From the entries below, gather every line containing the string "CONTACT".

(Stored records)
╔══
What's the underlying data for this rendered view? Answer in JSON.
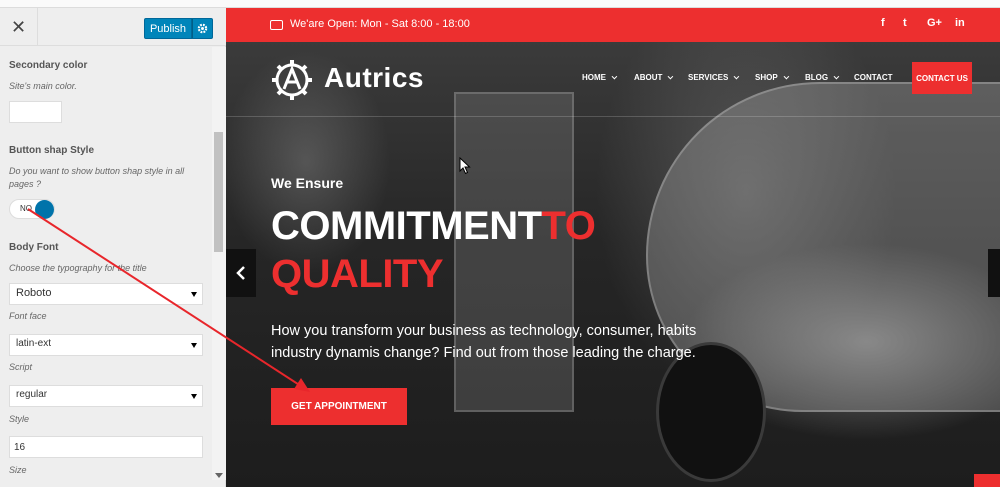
{
  "colors": {
    "accent": "#ed2f2f",
    "publish": "#0085ba",
    "toggle": "#0073aa",
    "annotation": "#e8262b"
  },
  "panel": {
    "publish_label": "Publish",
    "secondary_color": {
      "title": "Secondary color",
      "desc": "Site's main color."
    },
    "button_shape": {
      "title": "Button shap Style",
      "desc": "Do you want to show button shap style in all pages ?",
      "toggle_label": "NO"
    },
    "body_font": {
      "title": "Body Font",
      "desc": "Choose the typography for the title",
      "font_value": "Roboto",
      "font_face_label": "Font face",
      "script_value": "latin-ext",
      "script_label": "Script",
      "style_value": "regular",
      "style_label": "Style",
      "size_value": "16",
      "size_label": "Size"
    }
  },
  "site": {
    "hours": "We'are Open: Mon - Sat 8:00 - 18:00",
    "social": [
      "f",
      "t",
      "G+",
      "in"
    ],
    "logo": "Autrics",
    "nav": [
      {
        "label": "HOME",
        "dropdown": true
      },
      {
        "label": "ABOUT",
        "dropdown": true
      },
      {
        "label": "SERVICES",
        "dropdown": true
      },
      {
        "label": "SHOP",
        "dropdown": true
      },
      {
        "label": "BLOG",
        "dropdown": true
      },
      {
        "label": "CONTACT",
        "dropdown": false
      }
    ],
    "contact_button": "CONTACT US",
    "hero": {
      "kicker": "We Ensure",
      "headline_white": "COMMITMENT",
      "headline_red_1": "TO",
      "headline_red_2": "QUALITY",
      "lead": "How you transform your business as technology, consumer, habits industry dynamis change? Find out from those leading the charge.",
      "cta": "GET APPOINTMENT"
    }
  }
}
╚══
• Response area:
        "label": "CONTACT",
    "contact_button": "CONTACT US",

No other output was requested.